When we deploy to different environments, we’d like to have different configuration values to be set during deployment. Some of them (like connection strings) can be parameterized by msdeploy itself when it creates deployment package, but that’s only part of the story. Say we want some values in web.config to be changed depending on environment we’re deploying to. Good news: msdeploy has a mechanism called ‘deployment parameters’ – you can supply a file declaring these parameters and msdeploy will parameterize your package (this is not the same as web.config transformation – a good overview of difference can be found here). Bad news: there’s no UI in Visual Studio that allows you to either specify these parameters or specify a file where they are declared. In case you decide to build deployment package on your own (by invoking msdeploy directly of from an msbuild script) you will face another problem: you can either supply deployment parameters declaration in xml file or have msdeploy gather/discover them – but not both. So you can’t define some of the parameters in a file and let msdeploy do the rest of the job for you. This comes especially inconvenient when you have a database deployment [sql] scripts in your package – in order for msdeploy to pick them up [when invoked from command line] you have to do a lot of plumbing around declaration and command-line arguments. From the other side, when msdeploy gathers parameters on its own, it tends to parameterize things that you might not want to be parameterized (like IIS application name or application pool name).

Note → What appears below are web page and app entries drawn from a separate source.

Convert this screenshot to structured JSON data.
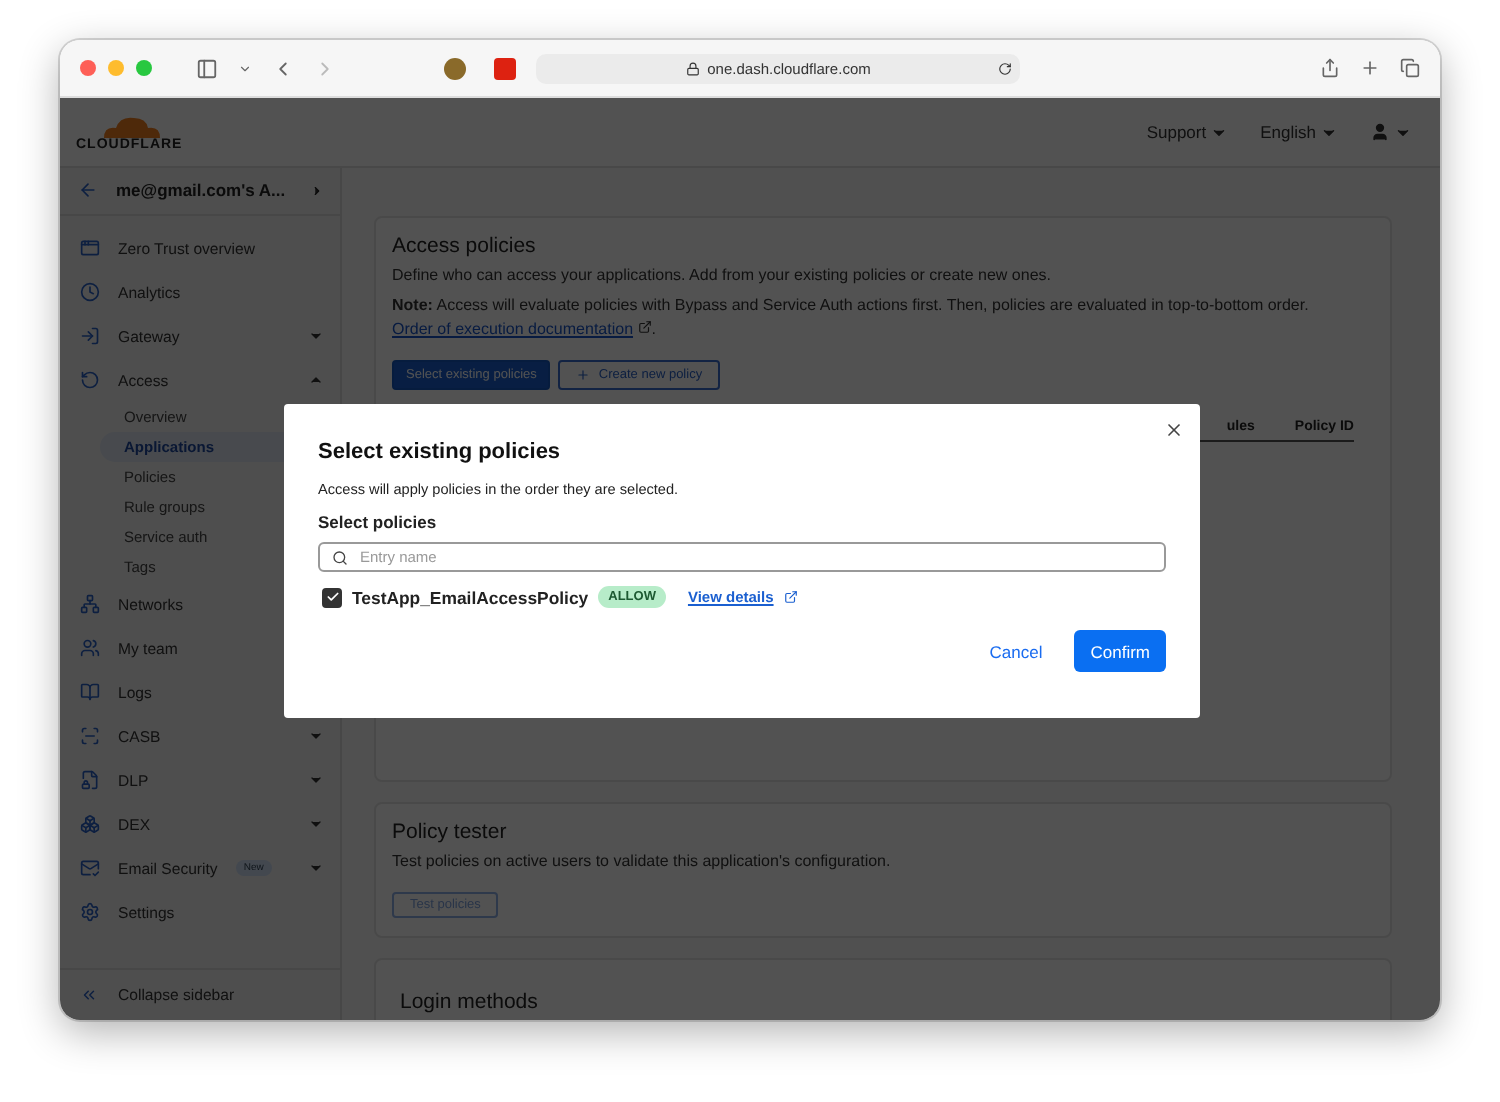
{
  "browser": {
    "url": "one.dash.cloudflare.com"
  },
  "header": {
    "logo": "CLOUDFLARE",
    "menus": [
      "Support",
      "English"
    ]
  },
  "sidebar": {
    "account": "me@gmail.com's A...",
    "items": [
      {
        "label": "Zero Trust overview"
      },
      {
        "label": "Analytics"
      },
      {
        "label": "Gateway",
        "expanded": false
      },
      {
        "label": "Access",
        "expanded": true,
        "children": [
          {
            "label": "Overview",
            "selected": false
          },
          {
            "label": "Applications",
            "selected": true
          },
          {
            "label": "Policies",
            "selected": false
          },
          {
            "label": "Rule groups",
            "selected": false
          },
          {
            "label": "Service auth",
            "selected": false
          },
          {
            "label": "Tags",
            "selected": false
          }
        ]
      },
      {
        "label": "Networks"
      },
      {
        "label": "My team"
      },
      {
        "label": "Logs"
      },
      {
        "label": "CASB",
        "expanded": false
      },
      {
        "label": "DLP",
        "expanded": false
      },
      {
        "label": "DEX",
        "expanded": false
      },
      {
        "label": "Email Security",
        "badge": "New",
        "expanded": false
      },
      {
        "label": "Settings"
      }
    ],
    "collapse": "Collapse sidebar"
  },
  "access_policies": {
    "title": "Access policies",
    "description": "Define who can access your applications. Add from your existing policies or create new ones.",
    "note": "**Note:** Access will evaluate policies with Bypass and Service Auth actions first. Then, policies are evaluated in top-to-bottom order.",
    "link": "Order of execution documentation",
    "note_end": ".",
    "primary_button": "Select existing policies",
    "secondary_button": "Create new policy",
    "columns": [
      "ules",
      "Policy ID"
    ]
  },
  "policy_tester": {
    "title": "Policy tester",
    "description": "Test policies on active users to validate this application's configuration.",
    "button": "Test policies"
  },
  "login_methods": {
    "title": "Login methods"
  },
  "modal": {
    "title": "Select existing policies",
    "description": "Access will apply policies in the order they are selected.",
    "select_label": "Select policies",
    "search_placeholder": "Entry name",
    "policies": [
      {
        "name": "TestApp_EmailAccessPolicy",
        "checked": true,
        "action": "ALLOW",
        "link": "View details"
      }
    ],
    "cancel": "Cancel",
    "confirm": "Confirm"
  }
}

This is how it can be solved:
1) When Visual Studio creates a deployment package for your application it looks for [YourWebProjectName].wpp.targets file and imports it into running msbuild script (well, it is actually Microsoft.Web.Publishing.targets which looks for and imports this file in case it exists). This little file lets you extend / influence package building pipeline.

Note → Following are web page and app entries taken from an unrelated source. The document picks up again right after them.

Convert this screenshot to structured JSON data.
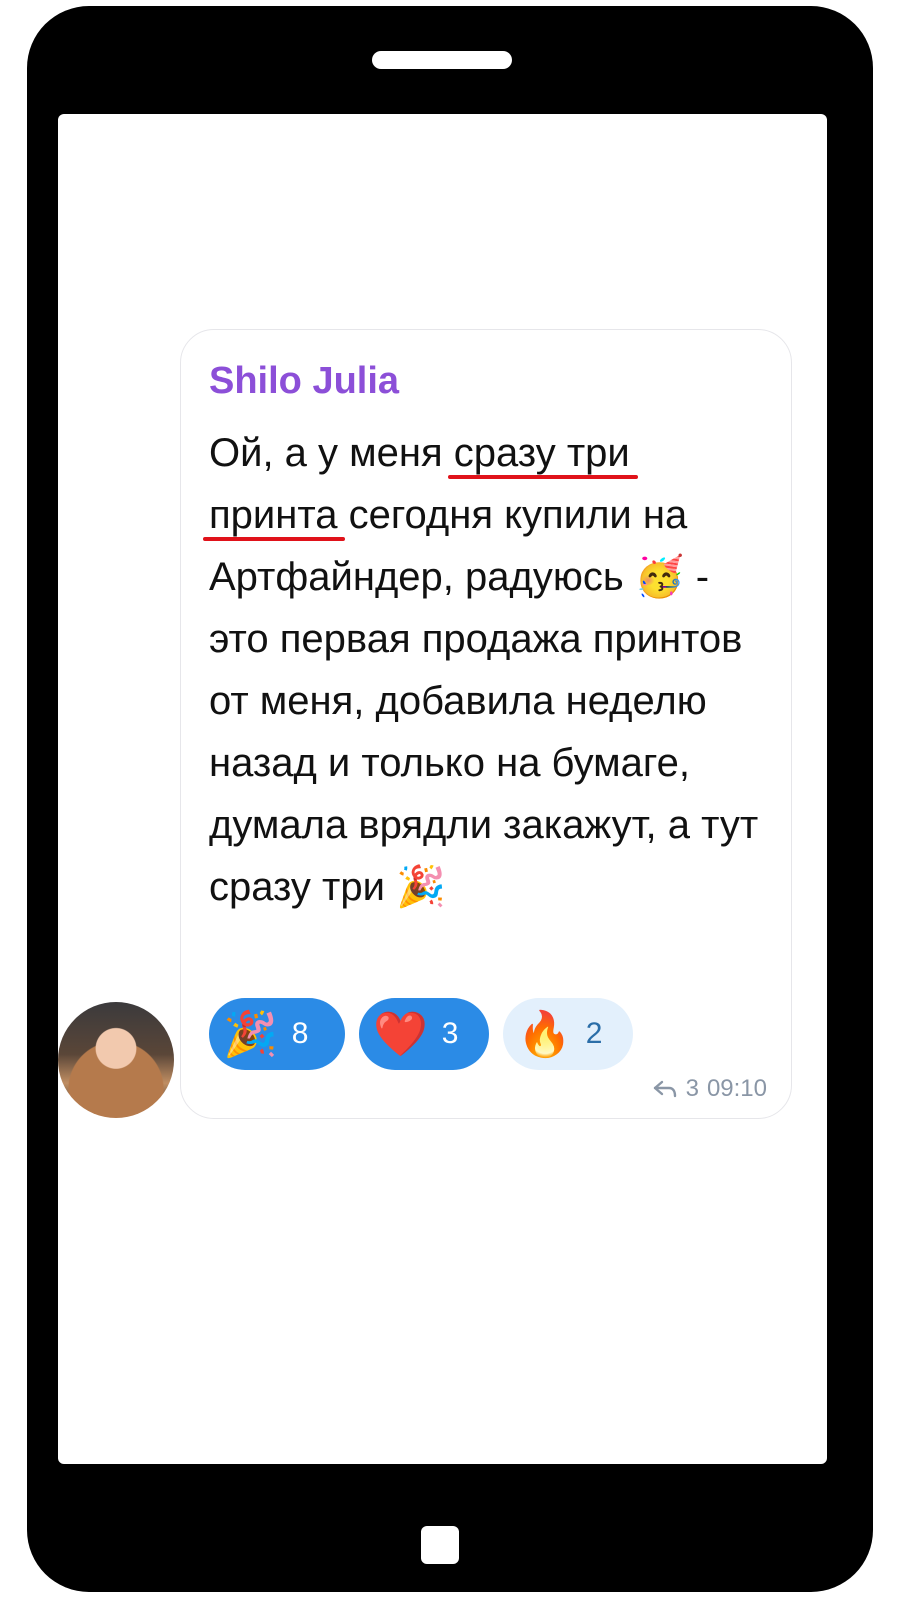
{
  "message": {
    "sender": "Shilo Julia",
    "lines": [
      {
        "pre": "Ой, а у меня ",
        "underlined": "сразу три",
        "post": ""
      },
      {
        "pre": "",
        "underlined": "принта",
        "post": " сегодня купили на"
      },
      {
        "pre": "Артфайндер, радуюсь ",
        "emoji": "🥳",
        "post": " -"
      },
      {
        "pre": "это первая продажа принтов"
      },
      {
        "pre": "от меня, добавила неделю"
      },
      {
        "pre": "назад и только на бумаге,"
      },
      {
        "pre": "думала врядли закажут, а тут"
      },
      {
        "pre": "сразу три ",
        "emoji": "🎉"
      }
    ],
    "reactions": [
      {
        "emoji": "🎉",
        "count": "8",
        "active": true
      },
      {
        "emoji": "❤️",
        "count": "3",
        "active": true
      },
      {
        "emoji": "🔥",
        "count": "2",
        "active": false
      }
    ],
    "reply_count": "3",
    "time": "09:10"
  },
  "icons": {
    "reply": "reply-arrow-icon",
    "avatar": "user-avatar"
  },
  "colors": {
    "sender": "#8c4fd8",
    "underline": "#e0121a",
    "reaction_active": "#2b8be6",
    "reaction_inactive": "#e3f0fc",
    "meta": "#8a96a6"
  }
}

2) EnablePackageProcessLoggingAndAssert msbuild parameter allows you to see extended log of what happens when a deployment package is build for your project – by examining this you can discover a set of msbuild targets that can give you a clue on what to extend/precede.

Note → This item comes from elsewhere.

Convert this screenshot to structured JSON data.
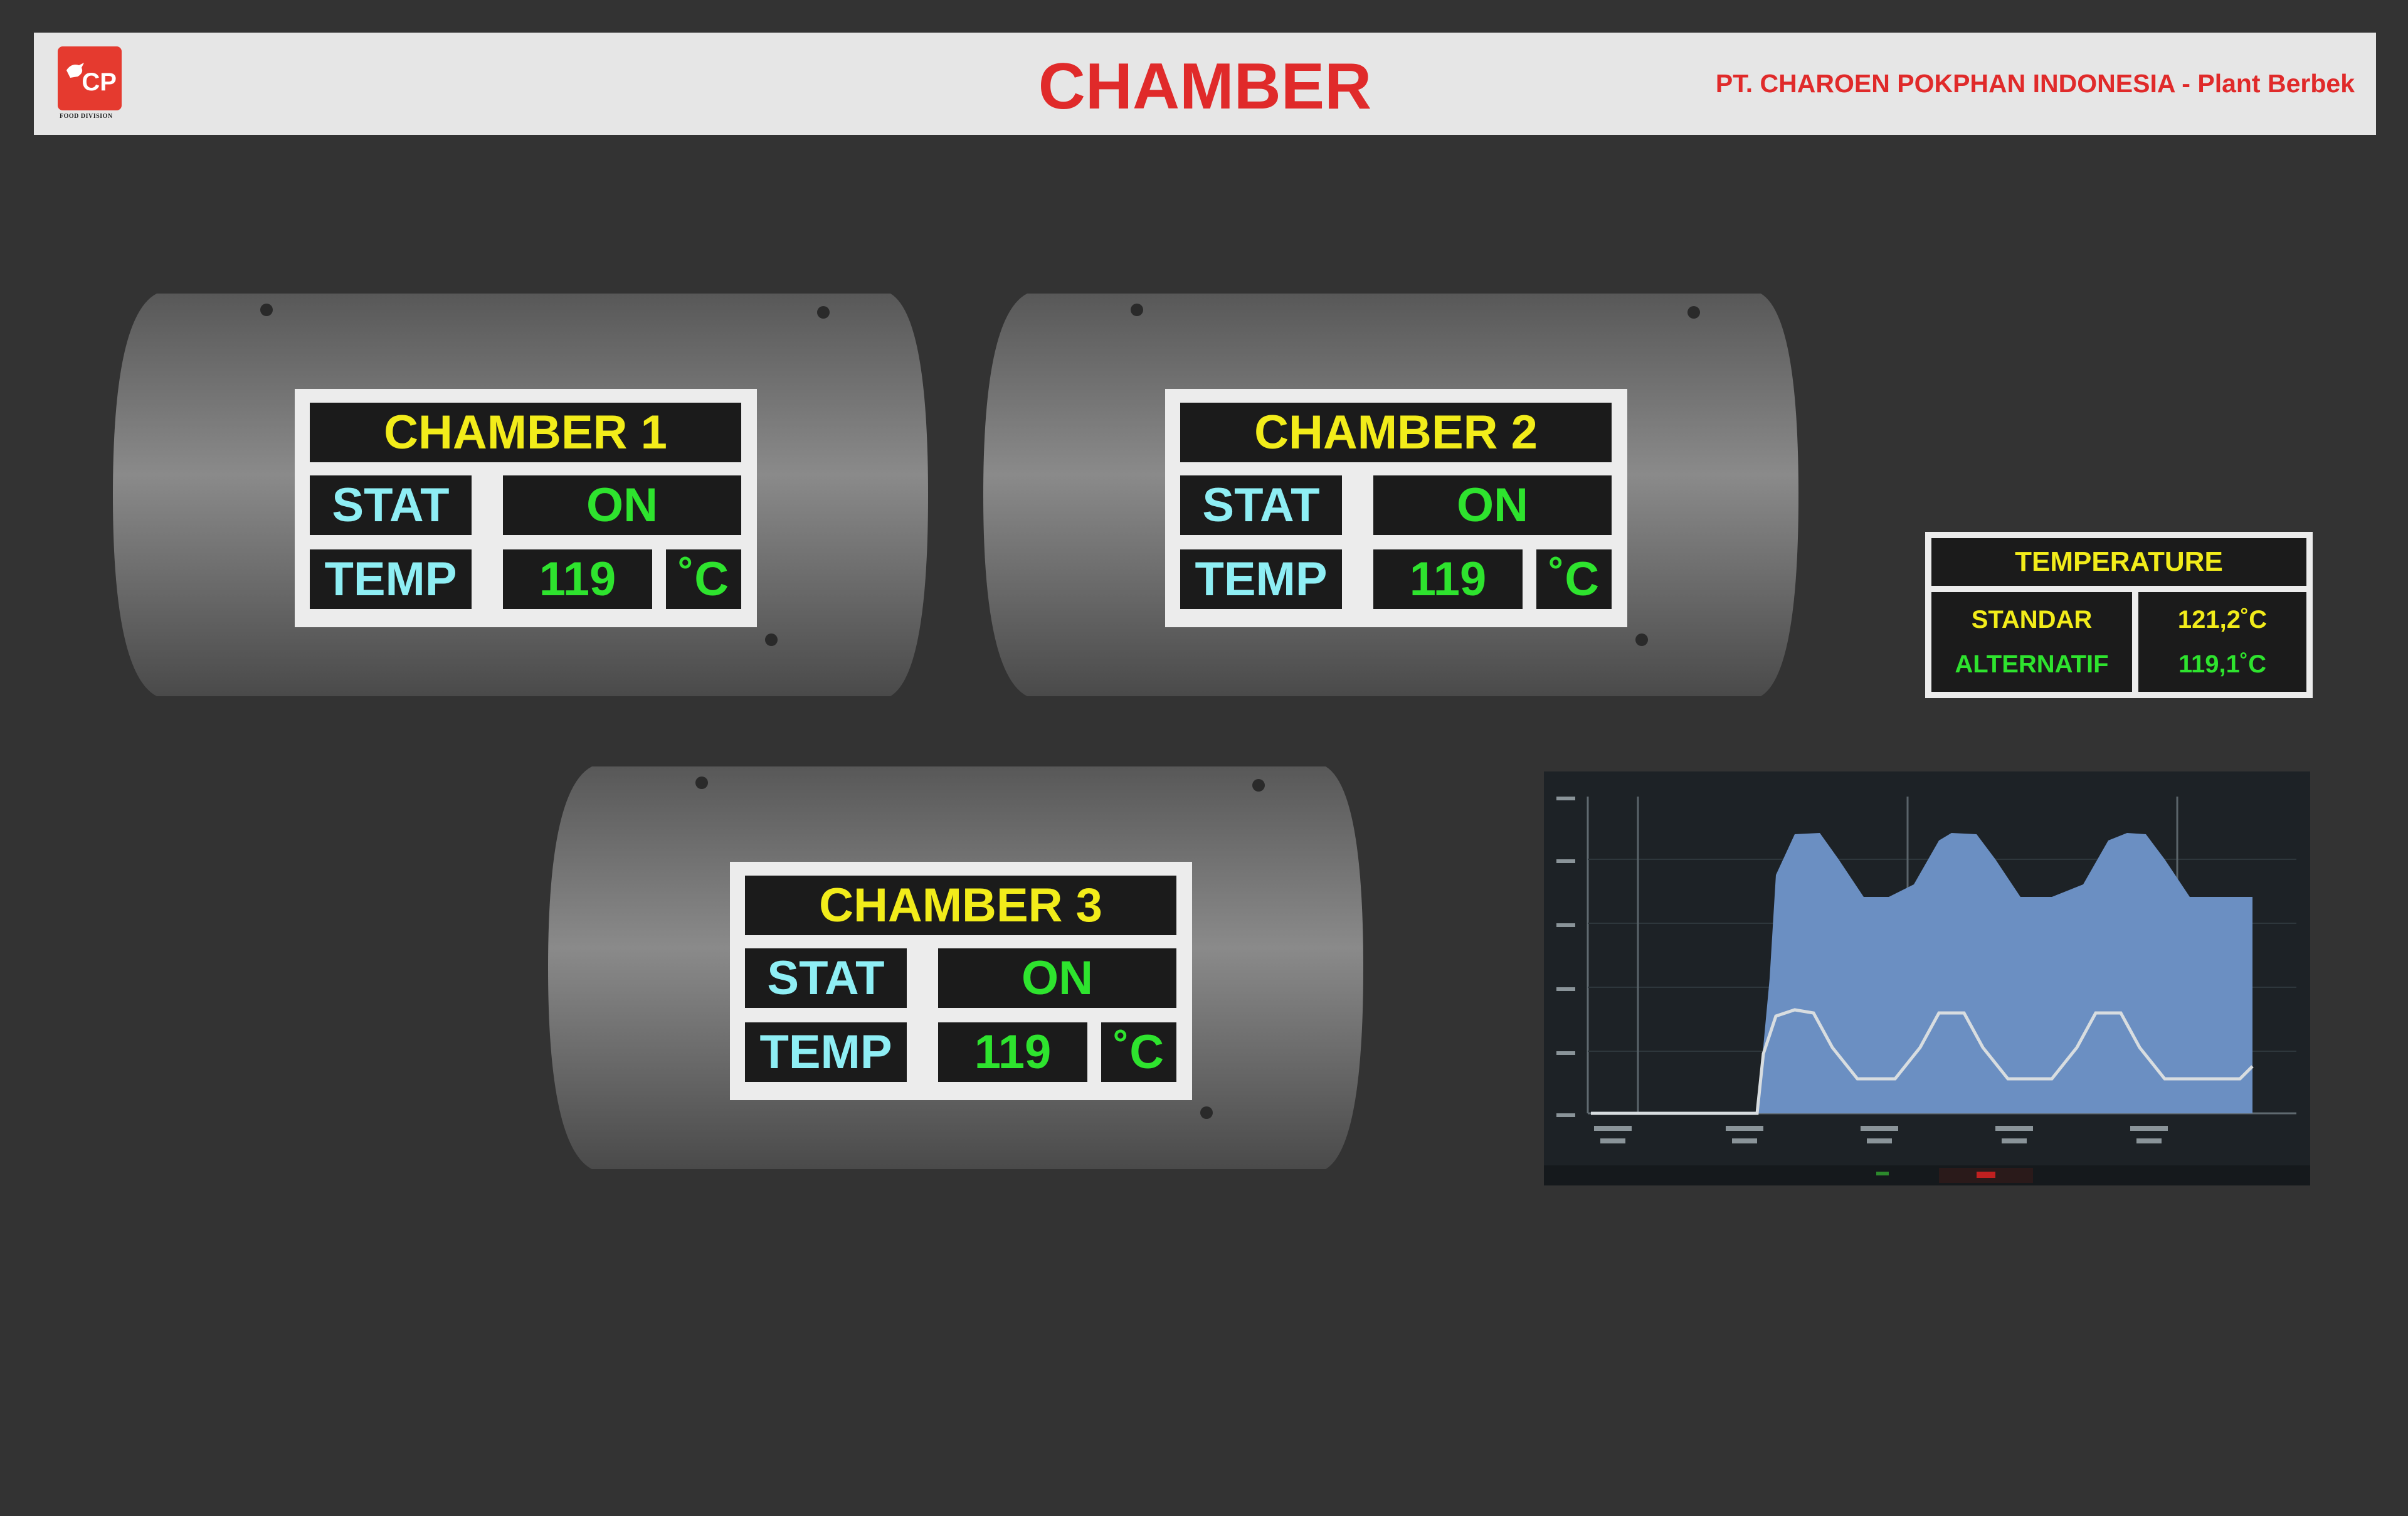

3) DisableAllVSGeneratedMSDeployParameter – allows you to prevent VS from parameterizing your package (so you don’t have duplicate / unnecessary parameters).
4) ParametersXMLFiles item type allows you to supply your own parameters declaration file (you have to put it inside ItemGroup element and reference a file with parameters declaration).
5) When defining you own target, you can hook on a ‘standard’ one (i.e. the one, defined in Microsoft.Web.Publishing.targets) by using either of the following attributes: BeforeTargets, AfterTargets – they contain a coma-separated list of targets you want to hook on.